The following news summaries are from OPM AM, the daily newsletter of the Office of Personnel Management. OPM AM is available on OPM Mainstreet, the agency's electronic bulletin board, at 202-606-4800.
THE FEDERAL DIARY--"The budget President Clinton sent Congress yesterday would continue to scale back raises due federal workers, require them to pay more for their pensions and force retirees to wait longer for inflation adjustments. The budget--which covers everything from welfare to foreign aid and military spending--is a shopping list the president sends Congress annually. Congress often eliminates, adds or changes items. But the relatively small civil service portion of the budget could sail through if Republicans sign on to it" (The Washington Post).
FEDERAL PAY RAISE WOULD BE PARTLY OFFSET BY PENSION CONTRIBUTIONS--"Federal employees would receive a 2.8 percent pay raise in 1998 under President Clinton's budget, but that boost would be partly offset by a proposal to require employees to contribute more toward their pensions. The fiscal 1998 budget, released yesterday, also would save money by delaying the date when cost-of-living (COLAs) are paid to federal retirees. Instead of January, the adjustments would be made in April from 1998 to 2002" (The Washington Post).
SENATE EASILY CONFIRMS SLATER AS TRANSPORTATION SECRETARY--"Rodney Slater, who headed the State Highway Commission in Arkansas when Bill Clinton was Governor there, was confirmed today as Secretary of Transportation.
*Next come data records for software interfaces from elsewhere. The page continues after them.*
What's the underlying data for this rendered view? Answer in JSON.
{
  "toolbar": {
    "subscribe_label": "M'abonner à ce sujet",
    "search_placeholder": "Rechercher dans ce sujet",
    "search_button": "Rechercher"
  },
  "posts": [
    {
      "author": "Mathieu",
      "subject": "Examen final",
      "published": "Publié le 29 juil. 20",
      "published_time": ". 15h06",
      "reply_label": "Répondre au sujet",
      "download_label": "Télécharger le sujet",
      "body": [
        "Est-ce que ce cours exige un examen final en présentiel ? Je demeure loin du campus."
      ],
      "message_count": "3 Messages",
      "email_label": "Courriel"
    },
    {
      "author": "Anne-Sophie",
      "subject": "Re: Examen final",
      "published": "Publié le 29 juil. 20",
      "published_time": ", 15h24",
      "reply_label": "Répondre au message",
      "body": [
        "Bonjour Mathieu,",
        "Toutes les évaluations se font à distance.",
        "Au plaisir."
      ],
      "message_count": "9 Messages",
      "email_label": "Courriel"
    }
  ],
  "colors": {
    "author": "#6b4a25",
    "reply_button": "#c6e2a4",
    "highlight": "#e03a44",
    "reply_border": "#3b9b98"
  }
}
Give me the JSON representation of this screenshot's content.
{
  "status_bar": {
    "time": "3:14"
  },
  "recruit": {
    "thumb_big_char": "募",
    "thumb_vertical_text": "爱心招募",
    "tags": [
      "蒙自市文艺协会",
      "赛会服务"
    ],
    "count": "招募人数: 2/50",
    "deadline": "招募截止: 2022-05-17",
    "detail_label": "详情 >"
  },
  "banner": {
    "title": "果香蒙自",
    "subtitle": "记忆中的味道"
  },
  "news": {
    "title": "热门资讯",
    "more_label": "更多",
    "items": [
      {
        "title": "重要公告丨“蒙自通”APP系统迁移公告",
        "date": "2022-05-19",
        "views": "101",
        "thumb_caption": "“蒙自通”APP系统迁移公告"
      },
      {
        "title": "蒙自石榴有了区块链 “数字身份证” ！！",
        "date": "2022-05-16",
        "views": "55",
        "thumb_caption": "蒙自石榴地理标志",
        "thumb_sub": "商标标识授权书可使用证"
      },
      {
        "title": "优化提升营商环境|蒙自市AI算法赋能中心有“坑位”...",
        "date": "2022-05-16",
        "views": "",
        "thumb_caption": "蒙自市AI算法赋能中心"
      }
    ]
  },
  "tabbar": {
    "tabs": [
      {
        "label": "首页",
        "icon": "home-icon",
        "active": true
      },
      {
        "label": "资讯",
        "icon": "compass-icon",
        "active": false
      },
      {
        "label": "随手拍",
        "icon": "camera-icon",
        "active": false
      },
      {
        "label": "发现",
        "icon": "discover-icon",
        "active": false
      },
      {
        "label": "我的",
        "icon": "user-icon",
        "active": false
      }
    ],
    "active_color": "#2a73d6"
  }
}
The Senate voted 98 to 0 to approve Mr. Slater, who had been in charge of the Federal Highway Administration, a part of the Transportation Department, since 1993. He succeeds Federico F. Pena, who is awaiting confirmation as Secretary of Energy" (The New York Times).
YEAR 2000' COST PUT AT $2.3 BILLION--"The federal government will have to spend at least $2.3 billion to reprogram its computers to understand dates that include the year 2000, according to a long-anticipated report released yesterday by the Office of Management and Budget. The report also said that employees at every federal agency have begun studying computer systems to determine which programs need to be revised" (The Washington Post).